Yes, I may have slightly felt like a kindergartener, but the image of that chart remained imprinted in my mind as a symbol of the complexity and duality of not only myself, but all of us. Within us exist entire universes of emotions and feelings — one day you (and I) can be stoic and collected, and the next day we can be impassioned and lively. Bad bitchery, as my aforementioned group chat coined it, isn’t a contract you sign for eternity to never feel emotions like Ariel signed away her voice to Ursula. To me, it’s trusting your mind and being kind to yourself.

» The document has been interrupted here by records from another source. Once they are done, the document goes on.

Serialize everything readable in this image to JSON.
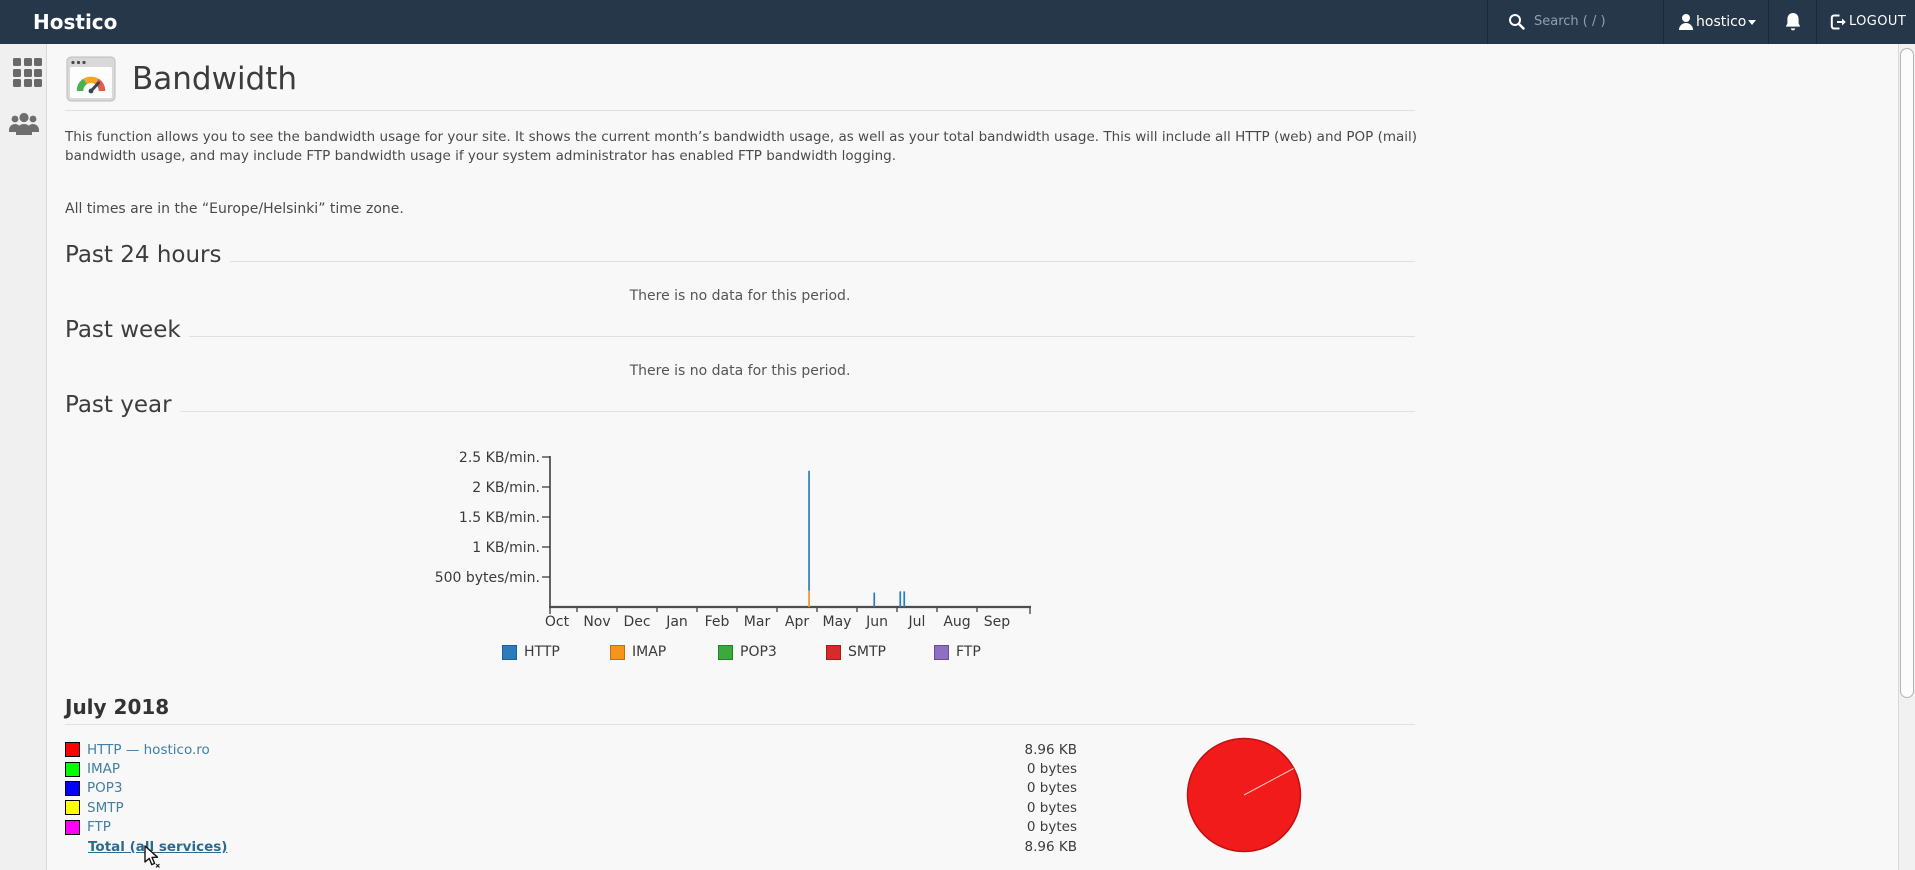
{
  "header": {
    "brand": "Hostico",
    "search_placeholder": "Search ( / )",
    "user": "hostico",
    "logout_label": "LOGOUT",
    "bar_color": "#253748"
  },
  "sidebar": {
    "icons": [
      "app-grid",
      "users"
    ]
  },
  "page": {
    "title": "Bandwidth",
    "description": "This function allows you to see the bandwidth usage for your site. It shows the current month’s bandwidth usage, as well as your total bandwidth usage. This will include all HTTP (web) and POP (mail) bandwidth usage, and may include FTP bandwidth usage if your system administrator has enabled FTP bandwidth logging.",
    "timezone_note": "All times are in the “Europe/Helsinki” time zone."
  },
  "sections": {
    "past24": {
      "title": "Past 24 hours",
      "empty": "There is no data for this period."
    },
    "pastweek": {
      "title": "Past week",
      "empty": "There is no data for this period."
    },
    "pastyear": {
      "title": "Past year"
    }
  },
  "chart_data": [
    {
      "type": "bar",
      "title": "Past year",
      "categories": [
        "Oct",
        "Nov",
        "Dec",
        "Jan",
        "Feb",
        "Mar",
        "Apr",
        "May",
        "Jun",
        "Jul",
        "Aug",
        "Sep"
      ],
      "y_tick_labels": [
        "2.5 KB/min.",
        "2 KB/min.",
        "1.5 KB/min.",
        "1 KB/min.",
        "500 bytes/min."
      ],
      "ylabel": "KB/min.",
      "ylim": [
        0,
        2.5
      ],
      "grid": false,
      "legend_position": "bottom",
      "series": [
        {
          "name": "HTTP",
          "color": "#2b7cbd",
          "points": [
            {
              "pos": 6.3,
              "from": 0.27,
              "to": 2.27
            },
            {
              "pos": 7.93,
              "from": 0,
              "to": 0.24
            },
            {
              "pos": 8.58,
              "from": 0,
              "to": 0.26
            },
            {
              "pos": 8.68,
              "from": 0,
              "to": 0.26
            }
          ]
        },
        {
          "name": "IMAP",
          "color": "#f7941d",
          "points": [
            {
              "pos": 6.3,
              "from": 0,
              "to": 0.27
            }
          ]
        }
      ]
    },
    {
      "type": "pie",
      "title": "July 2018",
      "slices": [
        {
          "label": "HTTP — hostico.ro",
          "value": "8.96 KB",
          "pct": 100,
          "color": "#f21b1b"
        },
        {
          "label": "IMAP",
          "value": "0 bytes",
          "pct": 0,
          "color": "#00ff00"
        },
        {
          "label": "POP3",
          "value": "0 bytes",
          "pct": 0,
          "color": "#0000ff"
        },
        {
          "label": "SMTP",
          "value": "0 bytes",
          "pct": 0,
          "color": "#ffff00"
        },
        {
          "label": "FTP",
          "value": "0 bytes",
          "pct": 0,
          "color": "#ff00ff"
        }
      ],
      "border_color": "#c11010",
      "radius_line_color": "#ffc9c9"
    }
  ],
  "legend": [
    {
      "label": "HTTP",
      "color": "#2b7cbd",
      "border": "#1d5f96"
    },
    {
      "label": "IMAP",
      "color": "#f7941d",
      "border": "#c1700d"
    },
    {
      "label": "POP3",
      "color": "#3aaa3c",
      "border": "#2b7e2c"
    },
    {
      "label": "SMTP",
      "color": "#d62b2b",
      "border": "#a31d1d"
    },
    {
      "label": "FTP",
      "color": "#8f6fc4",
      "border": "#684d99"
    }
  ],
  "july": {
    "title": "July 2018",
    "rows": [
      {
        "label": "HTTP — hostico.ro",
        "swatch": "#ff0000",
        "value": "8.96 KB"
      },
      {
        "label": "IMAP",
        "swatch": "#00ff00",
        "value": "0 bytes"
      },
      {
        "label": "POP3",
        "swatch": "#0000ff",
        "value": "0 bytes"
      },
      {
        "label": "SMTP",
        "swatch": "#ffff00",
        "value": "0 bytes"
      },
      {
        "label": "FTP",
        "swatch": "#ff00ff",
        "value": "0 bytes"
      }
    ],
    "total": {
      "label": "Total (all services)",
      "value": "8.96 KB"
    }
  }
}
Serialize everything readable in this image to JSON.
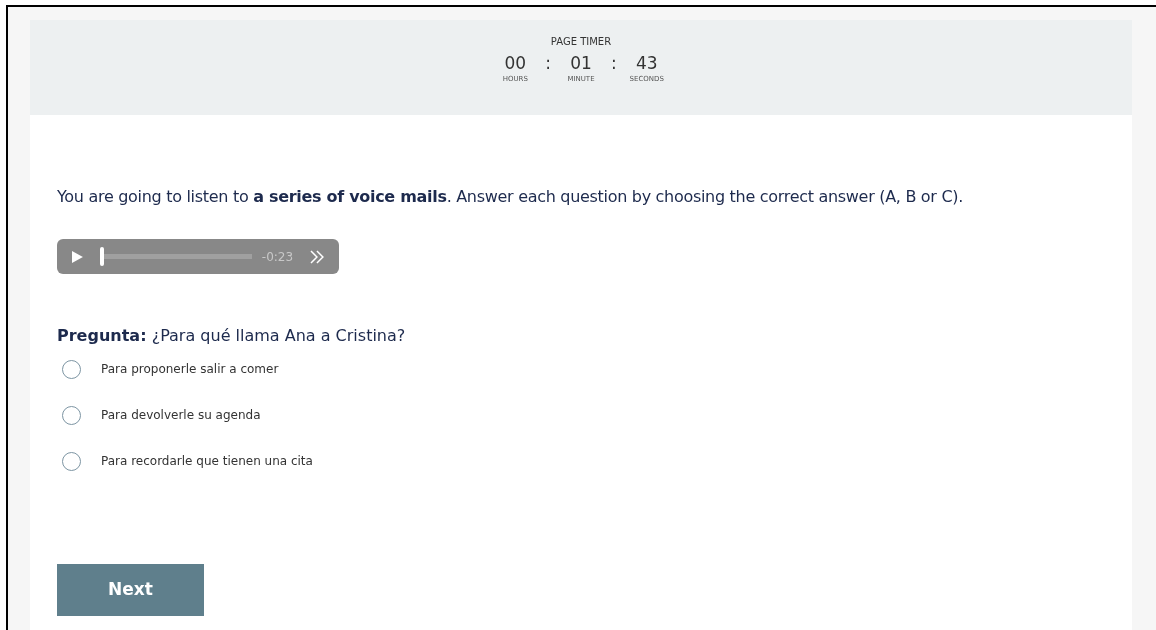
{
  "timer": {
    "title": "PAGE TIMER",
    "units": [
      {
        "value": "00",
        "label": "HOURS"
      },
      {
        "value": "01",
        "label": "MINUTE"
      },
      {
        "value": "43",
        "label": "SECONDS"
      }
    ],
    "separator": ":"
  },
  "instructions": "You are going to listen to **a series of voice mails**. Answer each question by choosing the correct answer (A, B or C).",
  "audio": {
    "level": 0.0,
    "time": "-0:23"
  },
  "question": {
    "label": "Pregunta:",
    "text": "¿Para qué llama Ana a Cristina?"
  },
  "options": [
    {
      "label": "Para proponerle salir a comer",
      "selected": false
    },
    {
      "label": "Para devolverle su agenda",
      "selected": false
    },
    {
      "label": "Para recordarle que tienen una cita",
      "selected": false
    }
  ],
  "next_button": "Next"
}
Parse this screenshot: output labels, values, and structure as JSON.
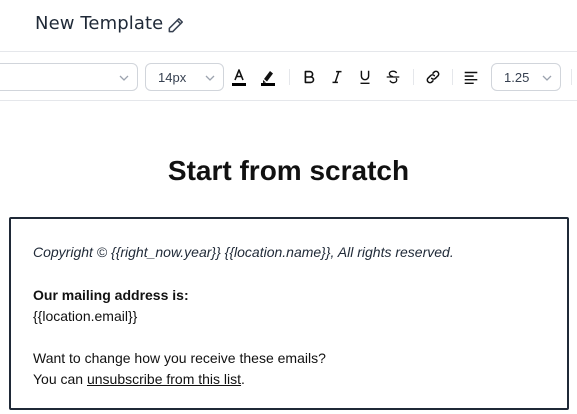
{
  "header": {
    "title": "New Template"
  },
  "toolbar": {
    "font_size": "14px",
    "line_height": "1.25",
    "text_color": "#000000",
    "highlight_color": "#000000"
  },
  "content": {
    "heading": "Start from scratch",
    "footer": {
      "copyright": "Copyright © {{right_now.year}}  {{location.name}}, All rights reserved.",
      "mailing_label": "Our mailing address is:",
      "mailing_value": "{{location.email}}",
      "change_question": "Want to change how you receive these emails?",
      "you_can": "You can ",
      "unsubscribe_link": "unsubscribe from this list",
      "period": "."
    }
  }
}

In this day and age where emotions are seen as liabilities, I fall into many mental traps of thinking of myself as weak, and “all talk, zero game” when it comes to being Miss Independent. Then, a sense of cognitive dissonance is created: we objectively know our worth on paper, yet don’t act on that knowledge for a vague reason that maybe self-reflection (or therapy) will unearth one day. So on one hand, some of us find ourselves being “down bad,” and on the other hand, we simultaneously give ourselves a hard time for being in that state of mind.
Modern-day discourse in the media on relationships and love makes many arguments about the benefits of being emotionless and heartless, but when that heart inevitably does feel, we may think we’ve betrayed our model of 21st-century norms. Moreover, tapping into the image of “Cool Girl” for men (or as I call it, partaking in the pick-me industrial complex) even further emphasizes prioritizing your perception in the male gaze above who you actually are. Overall, in relationships, situationships and all the -ships in between, college culture seems to operate on the modality of not addressing genuine emotions. Many of us internally attempt to rewire our brains to not care, and to think that wanting a man in our lives is weak. Externally, we simultaneously try to convince them that we’re unbothered by their emotional unavailability, always down to “go with the flow.” What’s the end result? An all-encompassing sense of disconnect, one way or another, in which we refuse to acknowledge or prioritize what we feel and want to do in the midst of fitting into a persona.
So if you find yourself in the same realm of cognitive dissonance as I have, my unsolicited advice is to not admonish your heart, but be compassionate to it. Somewhere out there, my friends who gave me this very same advice are reading this right now rolling their eyes, and yes, I am giving advice that’s been hard for me to internalize. Where I am right now is at a place of learning about the most impactful person in my life: myself. When I think about the ways in which my feelings may not exactly be linear, I remind myself that we all operate on a spectrum of emotions, tapping in and out based on the sheer nature of our predispositions and past experiences. I know that I love abundantly, be it to myself, my family, my friends, my Spotify playlists or whoever ~he~ may be one day.
On the days (like this one, not like most) in which I scoff at the mention of my birthday being Valentine’s Day, I try to remind myself that something in the universe aligned to bring about my existence on a day many around the world were celebrating love. I choose to take that as an honor and as a result not be afraid of all the different shades in which my love manifests itself. And maybe it gives me the final word — I’m not ashamed to hope that when Mr. Him thinks of love, he thinks of me. Regardless, I know I am.
MiC Managing Editor Eliya Imtiaz can be contacted at email@example.com